In a filing submitted late Thursday evening, the Trump Administration asked the Supreme Court to end the Affordable Care Act (ACA)/Obamacare.
The request comes amid a surge of COVID-19 cases affecting a population that cannot afford to see a doctor.
Up to 27 million Americans have lost health coverage due to COVID-19 layoffs. According to government reports, roughly 487,000 Americans signed up with HelathCare.gov this year after losing workplace coverage (an increase of 46% compared to last year). This figure does not include sign-ups from states like New York and California that run their own marketplaces.
From personal experience, I know that using Obamacare to extend a basic healthcare package will cost upwards of $400 a month and will likely force you to change doctors. This happened to me after I had waited three months for a scheduled surgery with my former doctor.
As expected, House Speaker Nancy Pelosi blasted the Supreme Court filing, describing Trump’s appeal as “an act of unfathomable cruelty” and “beyond stupid.”
“There is no legal justification and no moral excuse for the Trump Administration’s disastrous efforts to take away Americans’ healthcare,” said Pelosi, who is planning a floor vote next week on her own proposal to expand Obamacare.
Pelosi’s proposal seeks to boost federal subsides, limit monthly premiums to 8.5% of participants’ income, expand eligibility by reducing the income cap, and encourage more states to expand Medicaid by covering 100% of the cost for the first three years. In other words, the proposal puts more control over Americans’ healthcare in the hands of the government and increases the deficit.

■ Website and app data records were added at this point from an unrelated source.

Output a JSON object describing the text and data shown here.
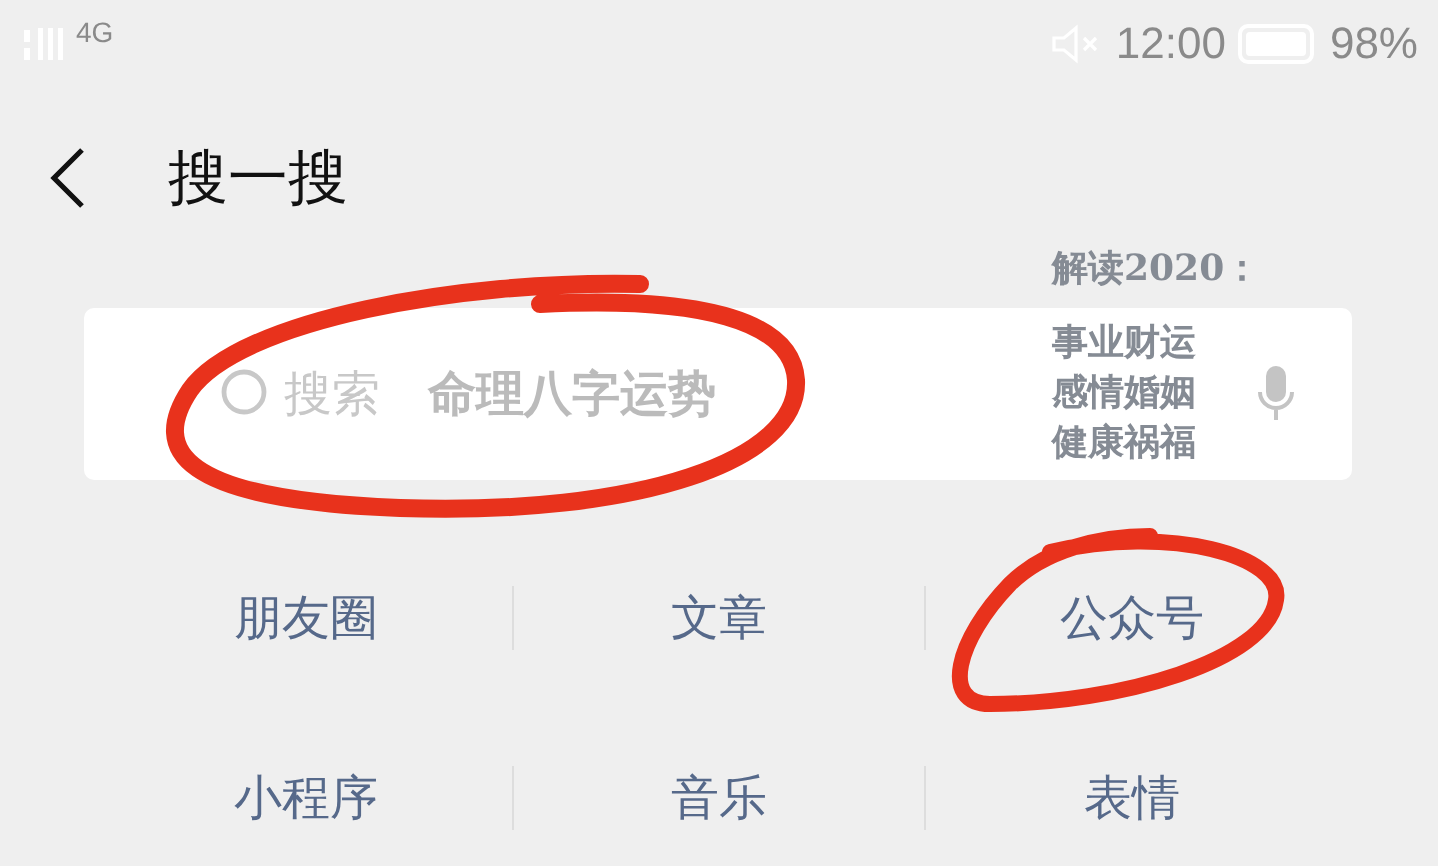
{
  "status_bar": {
    "network": "4G",
    "time": "12:00",
    "battery": "98%"
  },
  "header": {
    "title": "搜一搜"
  },
  "search": {
    "placeholder": "搜索",
    "hint": "命理八字运势"
  },
  "overlay_text": [
    "解读2020：",
    "事业财运",
    "感情婚姻",
    "健康祸福"
  ],
  "categories": [
    [
      "朋友圈",
      "文章",
      "公众号"
    ],
    [
      "小程序",
      "音乐",
      "表情"
    ]
  ]
}
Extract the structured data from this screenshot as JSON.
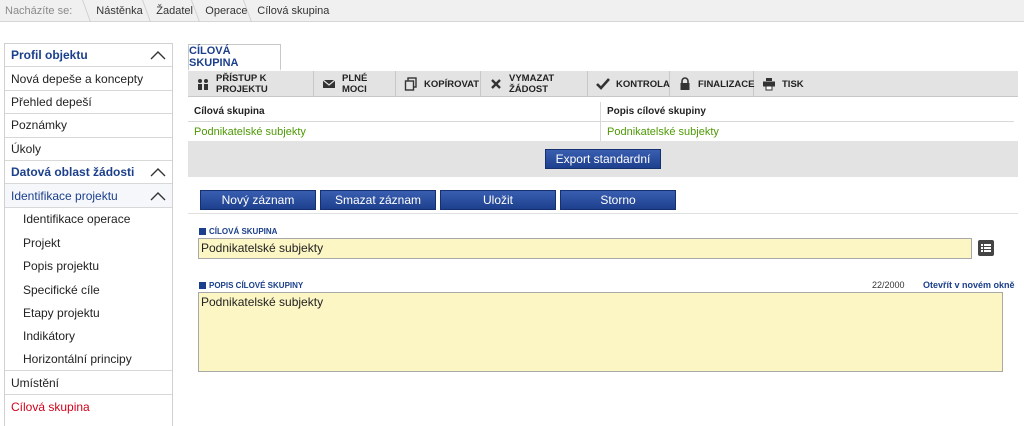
{
  "breadcrumb": {
    "label": "Nacházíte se:",
    "items": [
      "Nástěnka",
      "Žadatel",
      "Operace",
      "Cílová skupina"
    ]
  },
  "sidebar": {
    "items": [
      {
        "label": "Profil objektu"
      },
      {
        "label": "Nová depeše a koncepty"
      },
      {
        "label": "Přehled depeší"
      },
      {
        "label": "Poznámky"
      },
      {
        "label": "Úkoly"
      },
      {
        "label": "Datová oblast žádosti"
      },
      {
        "label": "Identifikace projektu"
      },
      {
        "label": "Identifikace operace"
      },
      {
        "label": "Projekt"
      },
      {
        "label": "Popis projektu"
      },
      {
        "label": "Specifické cíle"
      },
      {
        "label": "Etapy projektu"
      },
      {
        "label": "Indikátory"
      },
      {
        "label": "Horizontální principy"
      },
      {
        "label": "Umístění"
      },
      {
        "label": "Cílová skupina"
      }
    ]
  },
  "tab": {
    "label": "CÍLOVÁ SKUPINA"
  },
  "toolbar": {
    "items": [
      {
        "label": "PŘÍSTUP K PROJEKTU",
        "icon": "people-icon"
      },
      {
        "label": "PLNÉ MOCI",
        "icon": "envelope-icon"
      },
      {
        "label": "KOPÍROVAT",
        "icon": "copy-icon"
      },
      {
        "label": "VYMAZAT ŽÁDOST",
        "icon": "x-icon"
      },
      {
        "label": "KONTROLA",
        "icon": "check-icon"
      },
      {
        "label": "FINALIZACE",
        "icon": "lock-icon"
      },
      {
        "label": "TISK",
        "icon": "printer-icon"
      }
    ]
  },
  "grid": {
    "headers": [
      "Cílová skupina",
      "Popis cílové skupiny"
    ],
    "rows": [
      [
        "Podnikatelské subjekty",
        "Podnikatelské subjekty"
      ]
    ]
  },
  "buttons": {
    "export": "Export standardní",
    "new": "Nový záznam",
    "delete": "Smazat záznam",
    "save": "Uložit",
    "cancel": "Storno"
  },
  "form": {
    "group_label": "CÍLOVÁ SKUPINA",
    "group_value": "Podnikatelské subjekty",
    "desc_label": "POPIS CÍLOVÉ SKUPINY",
    "desc_value": "Podnikatelské subjekty",
    "desc_counter": "22/2000",
    "open_new_window": "Otevřít v novém okně"
  },
  "colors": {
    "accent": "#1b3f8b",
    "active": "#d0021b",
    "grid_value": "#4e9a06",
    "input_bg": "#fcf5c4"
  }
}
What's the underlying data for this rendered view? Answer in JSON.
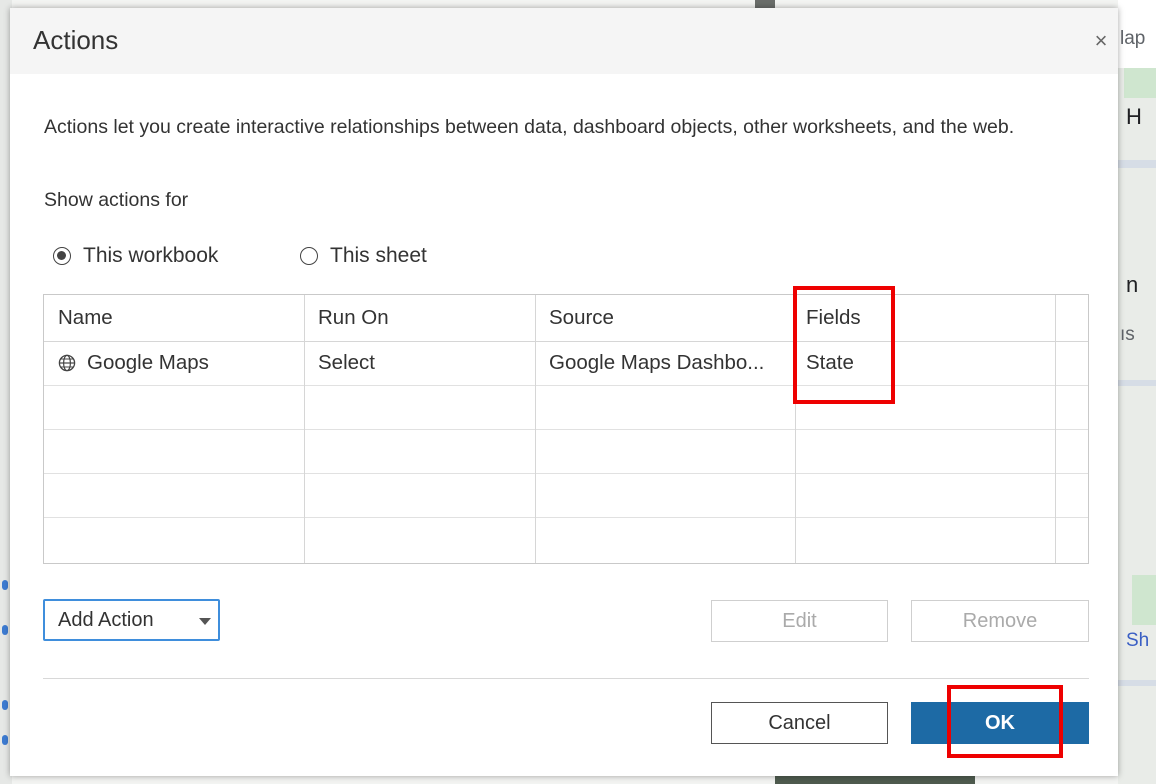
{
  "dialog": {
    "title": "Actions",
    "close_symbol": "×",
    "description": "Actions let you create interactive relationships between data, dashboard objects, other worksheets, and the web.",
    "show_actions_label": "Show actions for",
    "scope_options": [
      {
        "label": "This workbook",
        "selected": true
      },
      {
        "label": "This sheet",
        "selected": false
      }
    ],
    "table": {
      "columns": [
        "Name",
        "Run On",
        "Source",
        "Fields"
      ],
      "rows": [
        {
          "name": "Google Maps",
          "name_icon": "globe-icon",
          "run_on": "Select",
          "source": "Google Maps Dashbo...",
          "fields": "State"
        }
      ]
    },
    "buttons": {
      "add_action": "Add Action",
      "edit": "Edit",
      "remove": "Remove",
      "cancel": "Cancel",
      "ok": "OK"
    }
  },
  "background": {
    "partial_texts": [
      "lap",
      "H",
      "n",
      "ıs",
      "Sh"
    ]
  },
  "colors": {
    "ok_button": "#1d6aa5",
    "highlight": "#ee0000",
    "focus_border": "#3f8edc"
  }
}
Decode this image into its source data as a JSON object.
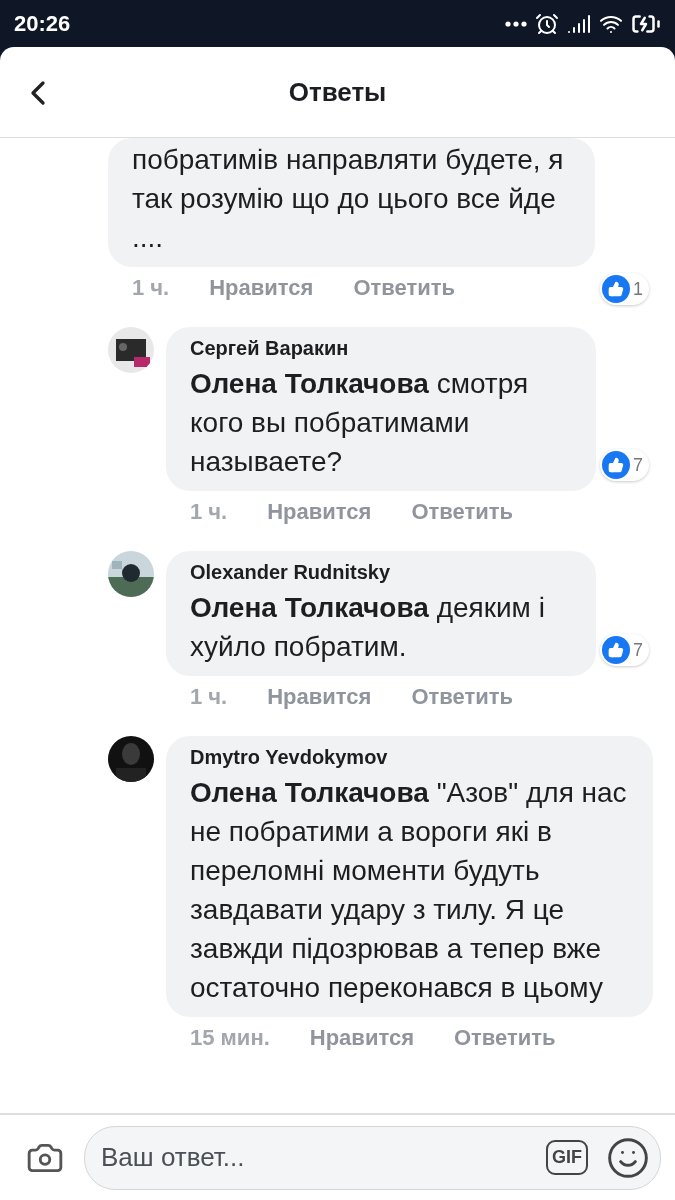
{
  "status_bar": {
    "time": "20:26"
  },
  "header": {
    "title": "Ответы"
  },
  "comments": [
    {
      "text": "побратимів направляти будете, я так розумію що до цього все йде ....",
      "time": "1 ч.",
      "like_label": "Нравится",
      "reply_label": "Ответить",
      "likes": "1"
    },
    {
      "author": "Сергей Варакин",
      "text": "**Олена Толкачова** смотря кого вы побратимами называете?",
      "time": "1 ч.",
      "like_label": "Нравится",
      "reply_label": "Ответить",
      "likes": "7"
    },
    {
      "author": "Olexander Rudnitsky",
      "text": "**Олена Толкачова** деяким і хуйло побратим.",
      "time": "1 ч.",
      "like_label": "Нравится",
      "reply_label": "Ответить",
      "likes": "7"
    },
    {
      "author": "Dmytro Yevdokymov",
      "text": "**Олена Толкачова** \"Азов\" для нас не побратими а вороги які в переломні моменти будуть завдавати удару з тилу. Я це завжди підозрював а тепер вже остаточно переконався в цьому",
      "time": "15 мин.",
      "like_label": "Нравится",
      "reply_label": "Ответить"
    }
  ],
  "composer": {
    "placeholder": "Ваш ответ...",
    "gif_label": "GIF"
  }
}
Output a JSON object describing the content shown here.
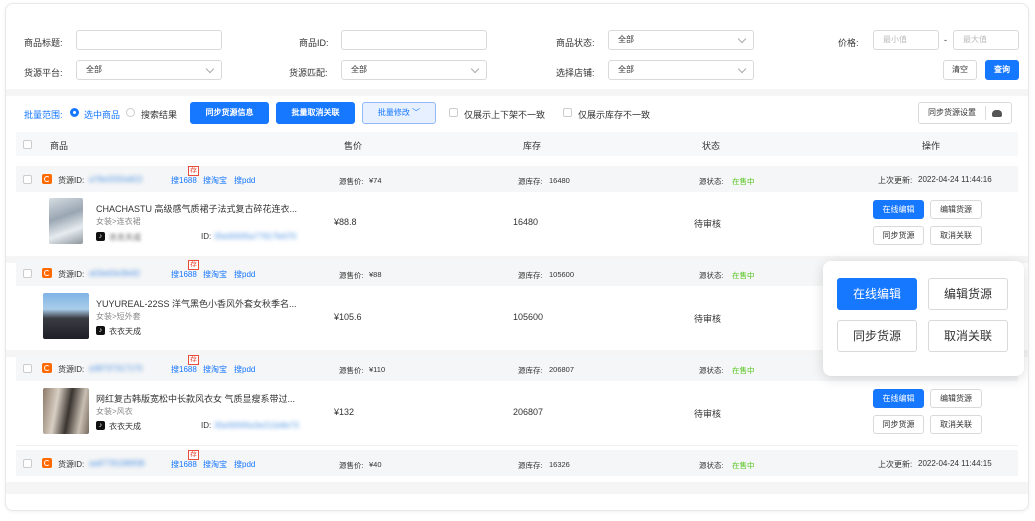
{
  "filters": {
    "title_label": "商品标题:",
    "id_label": "商品ID:",
    "status_label": "商品状态:",
    "status_value": "全部",
    "price_label": "价格:",
    "price_min_ph": "最小值",
    "price_dash": "-",
    "price_max_ph": "最大值",
    "platform_label": "货源平台:",
    "platform_value": "全部",
    "match_label": "货源匹配:",
    "match_value": "全部",
    "shop_label": "选择店铺:",
    "shop_value": "全部",
    "clear_label": "清空",
    "search_label": "查询"
  },
  "batch": {
    "scope_label": "批量范围:",
    "selected_label": "选中商品",
    "results_label": "搜索结果",
    "sync_label": "同步货源信息",
    "unlink_label": "批量取消关联",
    "edit_label": "批量修改",
    "only_shelf_label": "仅展示上下架不一致",
    "only_stock_label": "仅展示库存不一致",
    "settings_label": "同步货源设置"
  },
  "table": {
    "headers": [
      "商品",
      "售价",
      "库存",
      "状态",
      "操作"
    ]
  },
  "source_labels": {
    "source_id": "货源ID:",
    "search_1688": "搜1688",
    "search_taobao": "搜淘宝",
    "search_pdd": "搜pdd",
    "hot": "荐",
    "source_price": "源售价:",
    "source_stock": "源库存:",
    "source_status": "源状态:",
    "on_sale": "在售中",
    "last_update": "上次更新:",
    "id_prefix": "ID:"
  },
  "rows": [
    {
      "source_id": "a79e3332e822",
      "source_price": "¥74",
      "source_stock": "16480",
      "last_update": "2022-04-24 11:44:16",
      "title": "CHACHASTU 高级感气质裙子法式复古碎花连衣...",
      "category": "女装>连衣裙",
      "shop": "衣衣天成",
      "item_id": "35e00005a77917fe070",
      "price": "¥88.8",
      "stock": "16480",
      "status": "待审核"
    },
    {
      "source_id": "a03e63e3fe92",
      "source_price": "¥88",
      "source_stock": "105600",
      "title": "YUYUREAL-22SS 洋气黑色小香风外套女秋季名...",
      "category": "女装>短外套",
      "shop": "衣衣天成",
      "item_id": "35e00005e3e88385e36",
      "price": "¥105.6",
      "stock": "105600",
      "status": "待审核"
    },
    {
      "source_id": "a38737317170",
      "source_price": "¥110",
      "source_stock": "206807",
      "title": "网红复古韩版宽松中长款风衣女 气质显瘦系带过...",
      "category": "女装>风衣",
      "shop": "衣衣天成",
      "item_id": "35e00005e3e212e8e73",
      "price": "¥132",
      "stock": "206807",
      "status": "待审核"
    },
    {
      "source_id": "aa97781089f38",
      "source_price": "¥40",
      "source_stock": "16326",
      "last_update": "2022-04-24 11:44:15"
    }
  ],
  "actions": {
    "edit_online": "在线编辑",
    "edit_source": "编辑货源",
    "sync_source": "同步货源",
    "unlink": "取消关联"
  },
  "colors": {
    "primary": "#1677ff",
    "success": "#52c41a",
    "brand_orange": "#ff6a00"
  }
}
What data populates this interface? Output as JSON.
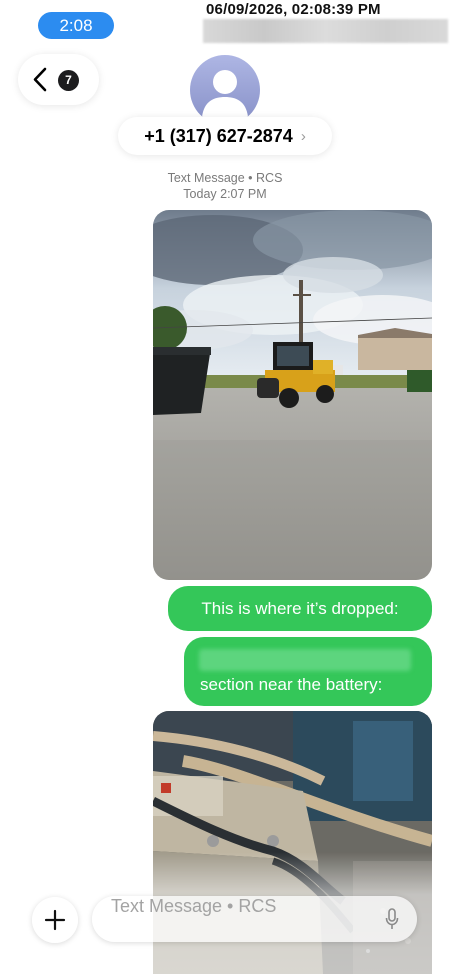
{
  "status": {
    "time": "2:08",
    "timestamp": "06/09/2026, 02:08:39 PM"
  },
  "header": {
    "unread_count": "7",
    "contact": "+1 (317) 627-2874",
    "chevron": "›"
  },
  "thread": {
    "service": "Text Message • RCS",
    "date": "Today 2:07 PM"
  },
  "messages": [
    {
      "type": "image",
      "description_icon": "photo-icon"
    },
    {
      "type": "text",
      "text": "This is where it’s dropped:"
    },
    {
      "type": "text",
      "text": "section near the battery:"
    },
    {
      "type": "image",
      "description_icon": "photo-icon"
    }
  ],
  "compose": {
    "placeholder": "Text Message • RCS"
  },
  "colors": {
    "bubble": "#34c759",
    "time_pill": "#2c8cf0",
    "avatar": "#9aa2d6"
  }
}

With support from 18 GOP-led states, the Trump Administration’s case argues that the ACA’s requirement that all Americans buy insurance is no longer valid after Congress removed the penalty for non-compliance in 2017.
If the individual mandate is invalidated, then it naturally follows that the rest of the ACA must end, argues Solicitor General Noel Francisco: “The entire ACA thus must fall with the individual mandate, though the scope of relief entered in this case should be limited to provisions shown to injure the plaintiffs.”
President Trump has repeatedly promised that people with preexisting conditions will be covered if the ACA is overturned.
Author’s Note: If SCOTUS finally decides to end Obamacare, maybe it will allow lawmakers to focus on the real problems with our healthcare system: namely, the lack of transparency and lack of competition.
SCOTUS will hear the case sometime next term, potentially after the presidential election.